I have an LED project using 100 Citizen CLU048-1212C4 LEDs.
I need to run each LED at 70W, and I want to run every 5 LEDs on 1 power supply.
I was thinking of using the MEAN WELL LSR-350-35 (it takes a long time to show PDF)
This screenshot is from the LED datasheet
I saw in the power supply datasheet:
INPUT Voltage Range : 90 ~ 132VAC / 180 ~ 264VAC by switch 240 ~ 370VDC (switch on 230VAC)
This screenshot is from the power supply datasheet
Where I live, the electrical power 220V and 50Hz.
I think if I connect LEDs parallel it’ll be good the current of the power supply (9.7A) will be divided on LEDs count so every LED will take 9.7A/5 = 1.94A for each LED DC voltage 36V I think that means 1.94*36=69.84W ~ 70W (automatically.)
- Is that power supply good for this project?
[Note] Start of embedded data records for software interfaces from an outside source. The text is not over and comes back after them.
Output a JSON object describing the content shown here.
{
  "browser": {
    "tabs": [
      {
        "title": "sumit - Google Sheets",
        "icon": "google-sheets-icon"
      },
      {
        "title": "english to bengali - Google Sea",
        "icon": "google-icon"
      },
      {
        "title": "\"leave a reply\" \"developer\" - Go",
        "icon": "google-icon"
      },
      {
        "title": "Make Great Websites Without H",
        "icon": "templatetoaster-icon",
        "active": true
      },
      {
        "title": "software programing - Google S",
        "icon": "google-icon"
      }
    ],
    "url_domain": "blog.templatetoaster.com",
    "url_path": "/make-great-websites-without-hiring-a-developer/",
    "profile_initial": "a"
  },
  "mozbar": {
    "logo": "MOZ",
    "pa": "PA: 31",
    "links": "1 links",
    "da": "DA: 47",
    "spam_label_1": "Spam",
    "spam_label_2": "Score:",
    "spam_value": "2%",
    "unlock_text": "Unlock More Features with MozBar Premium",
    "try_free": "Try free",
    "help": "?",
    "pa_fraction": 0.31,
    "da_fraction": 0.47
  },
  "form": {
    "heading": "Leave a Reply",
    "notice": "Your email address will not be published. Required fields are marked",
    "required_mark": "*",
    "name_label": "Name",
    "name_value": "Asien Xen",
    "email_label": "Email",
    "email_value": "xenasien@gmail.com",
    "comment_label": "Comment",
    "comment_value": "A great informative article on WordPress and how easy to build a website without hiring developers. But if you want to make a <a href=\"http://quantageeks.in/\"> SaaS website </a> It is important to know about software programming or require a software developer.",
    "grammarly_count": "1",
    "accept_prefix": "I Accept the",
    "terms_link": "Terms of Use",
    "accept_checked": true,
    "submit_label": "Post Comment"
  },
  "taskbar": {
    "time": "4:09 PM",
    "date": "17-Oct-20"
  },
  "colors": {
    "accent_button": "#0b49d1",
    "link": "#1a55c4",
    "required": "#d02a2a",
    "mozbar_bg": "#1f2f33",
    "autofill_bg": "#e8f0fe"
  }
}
I feel confused from this screenshot from the LED datasheet. I think I need to drive the LEDs at ~38V to reach 1.9A, I’m not sure about that.
This screenshot is from the from the LED datasheet
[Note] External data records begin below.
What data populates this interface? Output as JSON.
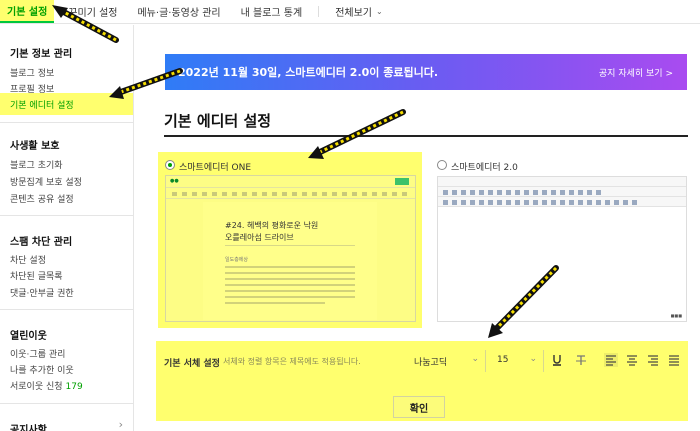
{
  "topnav": {
    "tabs": [
      {
        "label": "기본 설정"
      },
      {
        "label": "꾸미기 설정"
      },
      {
        "label": "메뉴·글·동영상 관리"
      },
      {
        "label": "내 블로그 통계"
      },
      {
        "label": "전체보기"
      }
    ]
  },
  "sidebar": {
    "groups": [
      {
        "title": "기본 정보 관리",
        "items": [
          "블로그 정보",
          "프로필 정보",
          "기본 에디터 설정"
        ]
      },
      {
        "title": "사생활 보호",
        "items": [
          "블로그 초기화",
          "방문집계 보호 설정",
          "콘텐츠 공유 설정"
        ]
      },
      {
        "title": "스팸 차단 관리",
        "items": [
          "차단 설정",
          "차단된 글목록",
          "댓글·안부글 권한"
        ]
      },
      {
        "title": "열린이웃",
        "items": [
          "이웃·그룹 관리",
          "나를 추가한 이웃",
          "서로이웃 신청"
        ],
        "count": "179"
      },
      {
        "title": "공지사항"
      }
    ]
  },
  "banner": {
    "message": "2022년 11월 30일, 스마트에디터 2.0이 종료됩니다.",
    "link": "공지 자세히 보기 >"
  },
  "section_title": "기본 에디터 설정",
  "options": [
    {
      "label": "스마트에디터 ONE",
      "selected": true
    },
    {
      "label": "스마트에디터 2.0",
      "selected": false
    }
  ],
  "preview_one": {
    "title_line1": "#24. 헤백의 평화로운 낙원",
    "title_line2": "오를레아섬 드라이브",
    "subtitle": "일도층에상"
  },
  "font_settings": {
    "label": "기본 서체 설정",
    "description": "서체와 정렬 항목은 제목에도 적용됩니다.",
    "font": "나눔고딕",
    "size": "15",
    "confirm": "확인"
  },
  "icons": {
    "underline": "underline-icon",
    "strike": "strikethrough-icon",
    "align_left": "align-left-icon",
    "align_center": "align-center-icon",
    "align_right": "align-right-icon",
    "align_justify": "align-justify-icon"
  },
  "colors": {
    "highlight": "#ffff6e",
    "accent": "#00a000",
    "arrow": "#f5dd00"
  }
}
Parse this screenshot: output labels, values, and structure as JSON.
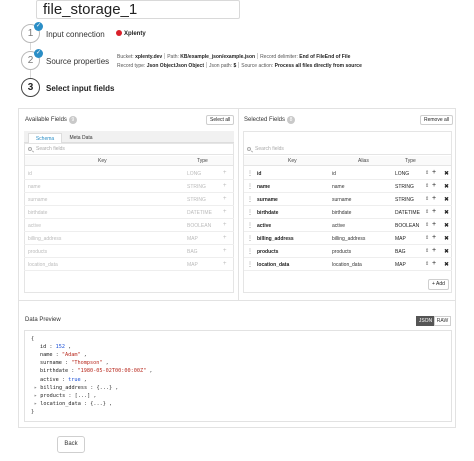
{
  "header": {
    "title_value": "file_storage_1"
  },
  "steps": [
    {
      "num": "1",
      "label": "Input connection",
      "done": true
    },
    {
      "num": "2",
      "label": "Source properties",
      "done": true
    },
    {
      "num": "3",
      "label": "Select input fields",
      "done": false
    }
  ],
  "connection": {
    "name": "Xplenty",
    "brand_color": "#d9202a"
  },
  "source_meta": {
    "bucket_label": "Bucket:",
    "bucket_value": "xplenty.dev",
    "path_label": "Path:",
    "path_value": "KB/example_json/example.json",
    "delimiter_label": "Record delimiter:",
    "delimiter_value": "End of FileEnd of File",
    "record_type_label": "Record type:",
    "record_type_value": "Json ObjectJson Object",
    "json_path_label": "Json path:",
    "json_path_value": "$",
    "source_action_label": "Source action:",
    "source_action_value": "Process all files directly from source"
  },
  "available": {
    "title": "Available Fields",
    "count": "9",
    "select_all": "Select all",
    "tabs": [
      "Schema",
      "Meta Data"
    ],
    "active_tab": "Schema",
    "search_placeholder": "Search fields",
    "col_key": "Key",
    "col_type": "Type",
    "rows": [
      {
        "key": "id",
        "type": "LONG"
      },
      {
        "key": "name",
        "type": "STRING"
      },
      {
        "key": "surname",
        "type": "STRING"
      },
      {
        "key": "birthdate",
        "type": "DATETIME"
      },
      {
        "key": "active",
        "type": "BOOLEAN"
      },
      {
        "key": "billing_address",
        "type": "MAP"
      },
      {
        "key": "products",
        "type": "BAG"
      },
      {
        "key": "location_data",
        "type": "MAP"
      }
    ]
  },
  "selected": {
    "title": "Selected Fields",
    "count": "8",
    "remove_all": "Remove all",
    "search_placeholder": "Search fields",
    "col_key": "Key",
    "col_alias": "Alias",
    "col_type": "Type",
    "rows": [
      {
        "key": "id",
        "alias": "id",
        "type": "LONG"
      },
      {
        "key": "name",
        "alias": "name",
        "type": "STRING"
      },
      {
        "key": "surname",
        "alias": "surname",
        "type": "STRING"
      },
      {
        "key": "birthdate",
        "alias": "birthdate",
        "type": "DATETIME"
      },
      {
        "key": "active",
        "alias": "active",
        "type": "BOOLEAN"
      },
      {
        "key": "billing_address",
        "alias": "billing_address",
        "type": "MAP"
      },
      {
        "key": "products",
        "alias": "products",
        "type": "BAG"
      },
      {
        "key": "location_data",
        "alias": "location_data",
        "type": "MAP"
      }
    ],
    "add_label": "+ Add"
  },
  "preview": {
    "title": "Data Preview",
    "json_label": "JSON",
    "raw_label": "RAW",
    "lines": [
      {
        "text": "{"
      },
      {
        "key": "id",
        "value": "152",
        "vtype": "n"
      },
      {
        "key": "name",
        "value": "\"Adam\"",
        "vtype": "s"
      },
      {
        "key": "surname",
        "value": "\"Thompson\"",
        "vtype": "s"
      },
      {
        "key": "birthdate",
        "value": "\"1980-05-02T00:00:00Z\"",
        "vtype": "s"
      },
      {
        "key": "active",
        "value": "true",
        "vtype": "b"
      },
      {
        "key": "billing_address",
        "value": "{...}",
        "vtype": "c",
        "collapsible": true
      },
      {
        "key": "products",
        "value": "[...]",
        "vtype": "c",
        "collapsible": true
      },
      {
        "key": "location_data",
        "value": "{...}",
        "vtype": "c",
        "collapsible": true
      },
      {
        "text": "}"
      }
    ]
  },
  "footer": {
    "back_label": "Back"
  }
}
1. About COB LEDs’ V-I Characteristics
Well you LED module is COB (Chip On Board), which means the many LEDs are serially squeezed within one module. You might like to read this tutorial The Basics of Chip on Board (COB) LEDs – Rich Miron, Digi-Key Electronics 2016aug03 for more details.
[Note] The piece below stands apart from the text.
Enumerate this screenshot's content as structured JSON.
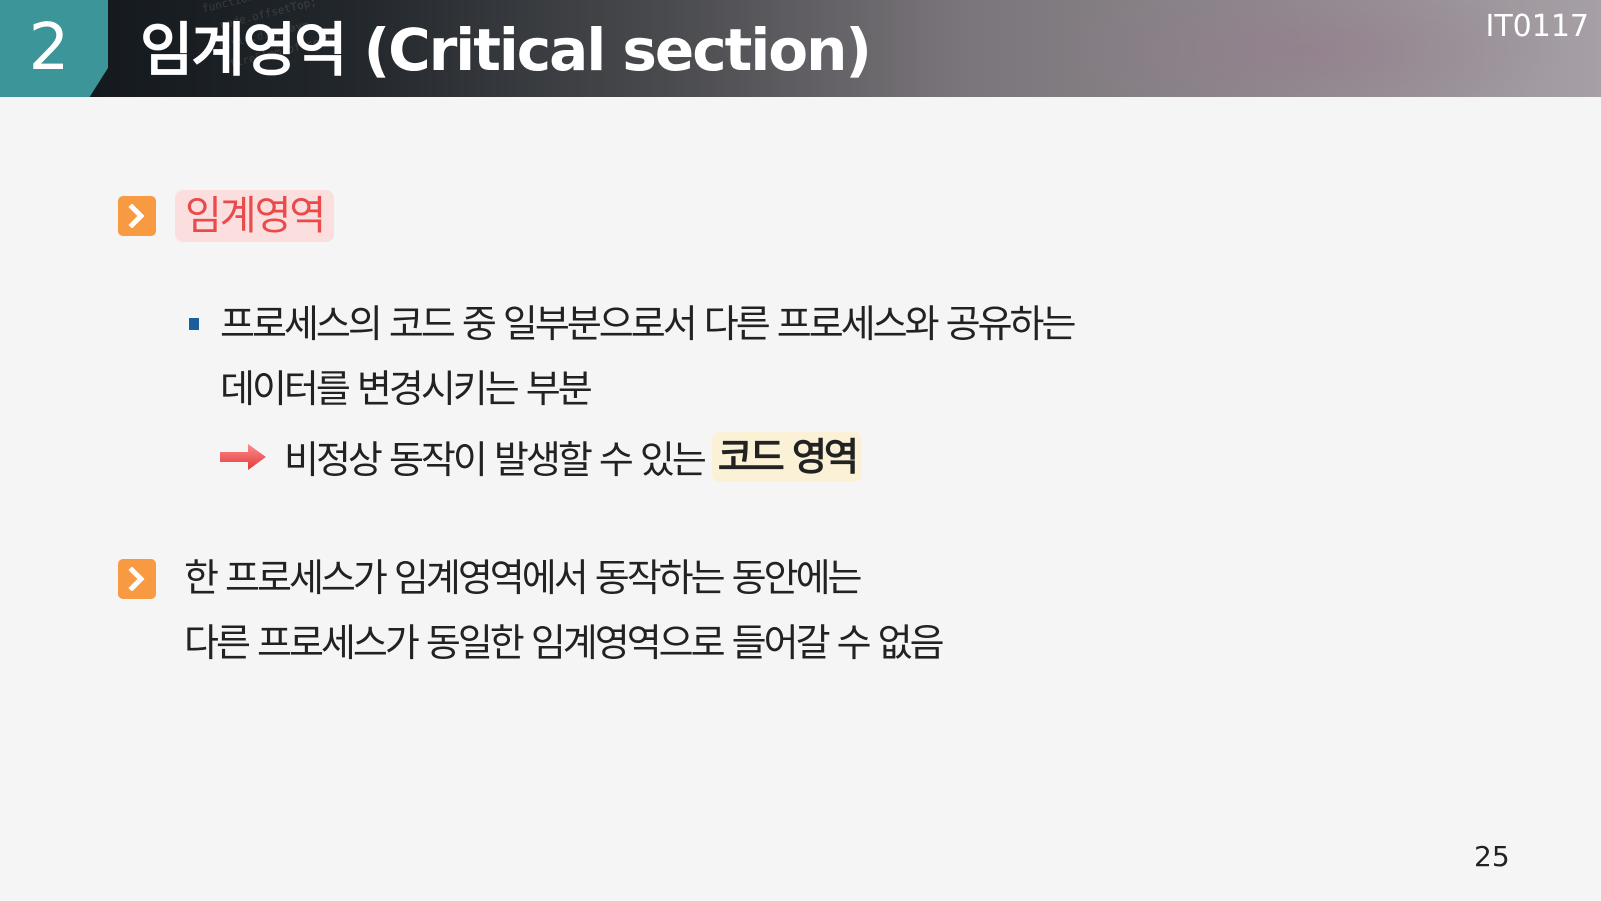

Usually one LED taking 1A has a voltage of approx 3V. So your module has approx 36V at 1A, implies there are 12 LEDs in series inside the module.
2. About COB LED’s input voltage
You might like to read my answer to the following Q&A:
My answer explains that special AC mains to DC conversion uses the “Capacitive Dropper” accepts AC input in a range of 185 to 150VAC, like many smart phone chargers accepting 110VAC or 230VAC.ShareCiteEditDeleteFlagedited 1 hour agoanswered 2 hours agotlfong011,73611 gold badge66 silver badges1212 bronze badgesAdd a comment